What the task asks: The required lines are those that contain "Github"; pull them out of the data and copy them.
-------- Input for this task
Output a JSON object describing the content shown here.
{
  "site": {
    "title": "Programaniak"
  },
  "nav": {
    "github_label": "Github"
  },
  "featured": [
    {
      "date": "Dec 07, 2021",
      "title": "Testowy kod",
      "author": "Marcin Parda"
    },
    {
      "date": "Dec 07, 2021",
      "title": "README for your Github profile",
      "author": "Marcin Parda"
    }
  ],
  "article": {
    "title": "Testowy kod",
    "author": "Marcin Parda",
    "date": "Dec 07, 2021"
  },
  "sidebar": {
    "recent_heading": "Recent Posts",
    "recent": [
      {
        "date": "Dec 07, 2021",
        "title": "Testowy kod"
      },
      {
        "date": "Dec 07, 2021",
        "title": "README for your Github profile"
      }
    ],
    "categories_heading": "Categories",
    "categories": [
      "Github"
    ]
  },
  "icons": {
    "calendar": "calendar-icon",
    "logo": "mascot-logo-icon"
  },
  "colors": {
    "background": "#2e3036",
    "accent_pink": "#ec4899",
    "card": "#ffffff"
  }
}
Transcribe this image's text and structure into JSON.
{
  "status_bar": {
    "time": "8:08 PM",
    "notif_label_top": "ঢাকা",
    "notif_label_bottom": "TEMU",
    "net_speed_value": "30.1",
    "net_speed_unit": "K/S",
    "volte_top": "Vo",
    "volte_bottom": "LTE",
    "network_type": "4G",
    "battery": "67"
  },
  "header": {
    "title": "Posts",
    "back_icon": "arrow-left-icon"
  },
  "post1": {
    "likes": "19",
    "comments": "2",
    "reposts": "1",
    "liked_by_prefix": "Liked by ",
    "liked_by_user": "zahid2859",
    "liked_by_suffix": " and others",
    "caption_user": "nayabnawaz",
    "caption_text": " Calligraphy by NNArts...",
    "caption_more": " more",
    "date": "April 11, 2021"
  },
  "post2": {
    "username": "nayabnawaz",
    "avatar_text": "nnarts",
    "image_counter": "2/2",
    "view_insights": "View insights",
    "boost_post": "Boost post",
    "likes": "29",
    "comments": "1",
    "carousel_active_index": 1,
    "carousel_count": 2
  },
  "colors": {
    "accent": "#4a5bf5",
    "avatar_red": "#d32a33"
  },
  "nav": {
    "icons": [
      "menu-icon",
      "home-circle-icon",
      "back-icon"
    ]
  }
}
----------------
Written response:
    "github_label": "Github"
      "title": "README for your Github profile",
        "title": "README for your Github profile"
      "Github"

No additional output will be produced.